Despite the centrality of its international connections, the South has also had a traditional reputation for isolation, and it's not hard to see why. The colonial South was a polyglot place, with inhabitants from all over western Europe, western Africa, and the American Indian nations, but things began to change about 1800. As the plantation system strengthened its grip and spread inland, economic opportunities for free immigrants began to dry up. After 1808 the close of the Atlantic slave trade cut off contact in that direction. By 1850 the South trailed the United States in its proportion of foreign-born residents, and it would keep that status until the 1980s. For most of the twentieth century, immigration stayed so low—and racial discrimination stayed so strong—that the boast of "pure Anglo-Saxon labor" became a proud talking point for industry-hunting boosters throughout the region.
Isolation bred homogeneity. For all their differences, black and white southerners developed a remarkable similarity in speech, food, and religion. Pockets of distinctiveness in the mountains, the Sea Islands, and the Cajun bayous did not disturb the South's powerful reputation for cultural unity. "If it can be said that there are many Souths, the fact remains that there is also one South," W. J. Cash famously declared in his 1940 classic, The Mind of the South, and generations of readers nodded in agreement.
Back in the day, even out-of-state people were exotic in most parts of the South. In 1950 Mississippi led the nation in its proportion of residents from that state (88.5 percent), and eight of the top ten states in that category were southern.
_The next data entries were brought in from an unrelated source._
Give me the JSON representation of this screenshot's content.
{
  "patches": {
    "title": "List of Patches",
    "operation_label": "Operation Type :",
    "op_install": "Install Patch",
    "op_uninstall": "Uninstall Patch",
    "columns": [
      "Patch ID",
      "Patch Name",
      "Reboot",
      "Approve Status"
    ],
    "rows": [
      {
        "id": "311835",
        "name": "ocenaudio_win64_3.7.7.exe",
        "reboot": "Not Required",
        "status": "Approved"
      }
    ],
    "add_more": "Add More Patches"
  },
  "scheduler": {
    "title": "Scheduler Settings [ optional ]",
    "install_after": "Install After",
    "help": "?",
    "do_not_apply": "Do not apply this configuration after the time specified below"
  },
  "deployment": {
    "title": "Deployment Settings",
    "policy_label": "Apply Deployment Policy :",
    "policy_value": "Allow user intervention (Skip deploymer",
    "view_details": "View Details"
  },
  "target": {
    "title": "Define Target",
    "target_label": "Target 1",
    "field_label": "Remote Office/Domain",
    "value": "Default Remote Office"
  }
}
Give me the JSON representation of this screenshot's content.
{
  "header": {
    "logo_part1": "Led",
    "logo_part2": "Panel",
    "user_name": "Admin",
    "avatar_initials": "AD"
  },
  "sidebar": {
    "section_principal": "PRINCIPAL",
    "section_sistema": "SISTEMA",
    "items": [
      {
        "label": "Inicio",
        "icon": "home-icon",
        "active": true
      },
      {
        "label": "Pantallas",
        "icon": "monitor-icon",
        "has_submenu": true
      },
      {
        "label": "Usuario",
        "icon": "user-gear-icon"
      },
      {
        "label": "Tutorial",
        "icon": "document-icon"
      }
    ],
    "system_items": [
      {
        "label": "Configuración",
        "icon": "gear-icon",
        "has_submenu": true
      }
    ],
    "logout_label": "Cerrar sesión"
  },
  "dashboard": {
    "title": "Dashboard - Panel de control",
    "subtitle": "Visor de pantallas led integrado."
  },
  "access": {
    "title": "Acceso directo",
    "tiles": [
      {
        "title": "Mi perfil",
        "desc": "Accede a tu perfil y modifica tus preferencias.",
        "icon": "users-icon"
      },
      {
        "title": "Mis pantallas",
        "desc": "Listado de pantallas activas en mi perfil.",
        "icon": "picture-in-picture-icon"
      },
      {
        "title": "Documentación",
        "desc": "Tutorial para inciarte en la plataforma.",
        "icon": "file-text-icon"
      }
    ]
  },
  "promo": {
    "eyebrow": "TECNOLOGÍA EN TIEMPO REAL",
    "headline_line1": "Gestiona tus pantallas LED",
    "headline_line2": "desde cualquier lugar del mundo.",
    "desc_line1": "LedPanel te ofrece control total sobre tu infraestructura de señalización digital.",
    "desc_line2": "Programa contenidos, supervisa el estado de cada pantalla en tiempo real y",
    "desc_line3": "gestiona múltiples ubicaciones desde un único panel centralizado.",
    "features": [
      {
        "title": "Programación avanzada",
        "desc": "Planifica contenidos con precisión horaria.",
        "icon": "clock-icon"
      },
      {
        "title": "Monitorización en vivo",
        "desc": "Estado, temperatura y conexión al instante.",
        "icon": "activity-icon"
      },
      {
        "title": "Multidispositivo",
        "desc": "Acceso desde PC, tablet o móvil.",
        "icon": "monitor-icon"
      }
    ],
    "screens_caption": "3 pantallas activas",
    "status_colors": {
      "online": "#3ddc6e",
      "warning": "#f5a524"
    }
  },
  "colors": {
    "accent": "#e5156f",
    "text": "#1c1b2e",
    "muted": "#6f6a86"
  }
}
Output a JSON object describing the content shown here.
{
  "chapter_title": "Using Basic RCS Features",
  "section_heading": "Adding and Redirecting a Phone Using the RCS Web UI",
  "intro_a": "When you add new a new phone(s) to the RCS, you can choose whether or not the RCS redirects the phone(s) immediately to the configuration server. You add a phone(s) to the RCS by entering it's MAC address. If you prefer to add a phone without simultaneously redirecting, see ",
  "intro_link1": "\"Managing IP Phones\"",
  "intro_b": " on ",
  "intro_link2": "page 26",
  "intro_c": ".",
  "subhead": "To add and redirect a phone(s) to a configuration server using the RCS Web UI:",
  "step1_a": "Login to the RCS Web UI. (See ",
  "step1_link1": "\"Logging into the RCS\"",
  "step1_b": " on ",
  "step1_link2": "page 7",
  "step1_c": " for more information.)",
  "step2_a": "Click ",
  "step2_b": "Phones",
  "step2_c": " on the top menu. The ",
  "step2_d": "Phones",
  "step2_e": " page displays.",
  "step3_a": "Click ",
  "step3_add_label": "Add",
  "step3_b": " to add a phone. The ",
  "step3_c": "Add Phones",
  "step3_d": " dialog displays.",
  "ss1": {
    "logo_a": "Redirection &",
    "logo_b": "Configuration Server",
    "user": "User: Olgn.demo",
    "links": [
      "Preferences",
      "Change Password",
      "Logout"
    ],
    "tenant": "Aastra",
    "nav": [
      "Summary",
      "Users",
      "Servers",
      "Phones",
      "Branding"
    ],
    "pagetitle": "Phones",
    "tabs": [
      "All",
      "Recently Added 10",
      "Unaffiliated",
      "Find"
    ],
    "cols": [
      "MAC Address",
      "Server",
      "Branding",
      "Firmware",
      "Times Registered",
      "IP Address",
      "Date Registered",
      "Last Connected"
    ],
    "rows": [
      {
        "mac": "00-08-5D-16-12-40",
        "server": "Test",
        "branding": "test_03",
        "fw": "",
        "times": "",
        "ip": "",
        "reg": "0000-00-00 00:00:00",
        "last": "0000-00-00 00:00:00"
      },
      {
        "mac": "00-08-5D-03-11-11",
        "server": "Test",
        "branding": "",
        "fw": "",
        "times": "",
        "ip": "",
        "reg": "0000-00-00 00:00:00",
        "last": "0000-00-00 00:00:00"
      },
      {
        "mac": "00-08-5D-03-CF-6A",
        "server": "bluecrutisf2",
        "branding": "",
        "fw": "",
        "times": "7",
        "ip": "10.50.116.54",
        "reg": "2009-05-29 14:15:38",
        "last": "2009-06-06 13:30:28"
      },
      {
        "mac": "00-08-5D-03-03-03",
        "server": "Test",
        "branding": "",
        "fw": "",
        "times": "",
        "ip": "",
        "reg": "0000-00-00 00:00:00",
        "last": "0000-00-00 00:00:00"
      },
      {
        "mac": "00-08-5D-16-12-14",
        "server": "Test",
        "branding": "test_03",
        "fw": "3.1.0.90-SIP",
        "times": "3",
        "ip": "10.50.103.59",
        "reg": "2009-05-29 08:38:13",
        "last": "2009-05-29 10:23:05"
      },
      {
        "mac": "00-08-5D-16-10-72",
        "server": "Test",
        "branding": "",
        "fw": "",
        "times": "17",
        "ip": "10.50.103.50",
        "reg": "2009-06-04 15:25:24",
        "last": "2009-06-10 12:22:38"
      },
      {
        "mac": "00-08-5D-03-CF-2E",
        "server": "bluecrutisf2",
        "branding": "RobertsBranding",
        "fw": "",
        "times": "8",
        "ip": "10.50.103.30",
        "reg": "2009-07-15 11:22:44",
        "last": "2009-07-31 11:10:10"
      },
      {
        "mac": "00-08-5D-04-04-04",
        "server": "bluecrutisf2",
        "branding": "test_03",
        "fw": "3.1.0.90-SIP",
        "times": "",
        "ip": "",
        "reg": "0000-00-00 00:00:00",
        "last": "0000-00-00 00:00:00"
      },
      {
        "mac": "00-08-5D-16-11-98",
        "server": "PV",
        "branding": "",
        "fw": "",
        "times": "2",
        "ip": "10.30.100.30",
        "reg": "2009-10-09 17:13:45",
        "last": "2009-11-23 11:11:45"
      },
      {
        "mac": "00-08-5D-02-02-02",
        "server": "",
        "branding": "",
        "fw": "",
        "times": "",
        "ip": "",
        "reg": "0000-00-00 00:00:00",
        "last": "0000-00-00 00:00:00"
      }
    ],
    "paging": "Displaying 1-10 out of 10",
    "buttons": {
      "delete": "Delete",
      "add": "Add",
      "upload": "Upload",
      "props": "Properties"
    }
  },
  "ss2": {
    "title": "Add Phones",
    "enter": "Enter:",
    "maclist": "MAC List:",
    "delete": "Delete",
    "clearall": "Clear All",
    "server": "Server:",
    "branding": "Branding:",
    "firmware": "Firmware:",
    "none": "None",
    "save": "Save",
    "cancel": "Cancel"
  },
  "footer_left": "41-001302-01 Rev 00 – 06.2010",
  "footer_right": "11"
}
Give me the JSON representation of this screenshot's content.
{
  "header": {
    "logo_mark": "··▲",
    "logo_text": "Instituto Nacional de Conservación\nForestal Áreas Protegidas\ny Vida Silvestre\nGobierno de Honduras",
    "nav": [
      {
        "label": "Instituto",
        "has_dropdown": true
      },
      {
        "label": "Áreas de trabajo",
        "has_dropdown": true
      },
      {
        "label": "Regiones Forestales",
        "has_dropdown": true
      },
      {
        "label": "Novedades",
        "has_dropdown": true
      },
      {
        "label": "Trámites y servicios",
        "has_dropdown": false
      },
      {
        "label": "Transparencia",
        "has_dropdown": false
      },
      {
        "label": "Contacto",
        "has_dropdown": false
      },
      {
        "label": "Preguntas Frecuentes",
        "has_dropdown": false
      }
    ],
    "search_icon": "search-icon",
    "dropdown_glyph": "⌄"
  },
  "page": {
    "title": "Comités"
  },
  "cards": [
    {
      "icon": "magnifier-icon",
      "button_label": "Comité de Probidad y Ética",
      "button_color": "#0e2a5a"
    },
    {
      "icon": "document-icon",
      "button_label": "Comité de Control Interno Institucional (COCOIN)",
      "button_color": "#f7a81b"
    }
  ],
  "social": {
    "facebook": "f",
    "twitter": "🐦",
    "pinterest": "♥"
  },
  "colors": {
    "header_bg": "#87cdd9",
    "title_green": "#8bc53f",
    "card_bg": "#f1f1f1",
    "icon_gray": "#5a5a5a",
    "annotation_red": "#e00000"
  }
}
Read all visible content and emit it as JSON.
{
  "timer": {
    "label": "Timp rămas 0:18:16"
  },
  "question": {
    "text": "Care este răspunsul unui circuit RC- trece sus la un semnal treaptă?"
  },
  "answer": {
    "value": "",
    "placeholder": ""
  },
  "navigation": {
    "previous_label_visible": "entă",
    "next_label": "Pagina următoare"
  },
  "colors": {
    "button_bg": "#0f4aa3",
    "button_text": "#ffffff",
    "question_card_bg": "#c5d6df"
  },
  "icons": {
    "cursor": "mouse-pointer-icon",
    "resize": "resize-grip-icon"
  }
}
For most of the twentieth century, thousands of people moved away from the South every year, while very few moved to the South or even from state to state inside it. Most southerners were descended from people who had "always" lived there. Of all parts of the United States, the South had the most immobile population and the weakest links to a world beyond its boundaries.
Today that state of affairs is suddenly as gone with the wind as the world of Scarlett and Ashley. The proportion of foreign-born southerners is now five times higher than it was at the end of World War II. In the 1970s and 1980s, a flood of European and Japanese investment brought scores of foreign companies to the Sun Belt; the collapse of global trade barriers shook the southern economy in the 1990s and afterwards, and a burst of immigration has brought us millions of newcomers from other parts of the United States and around the world. While the South has never been disconnected from...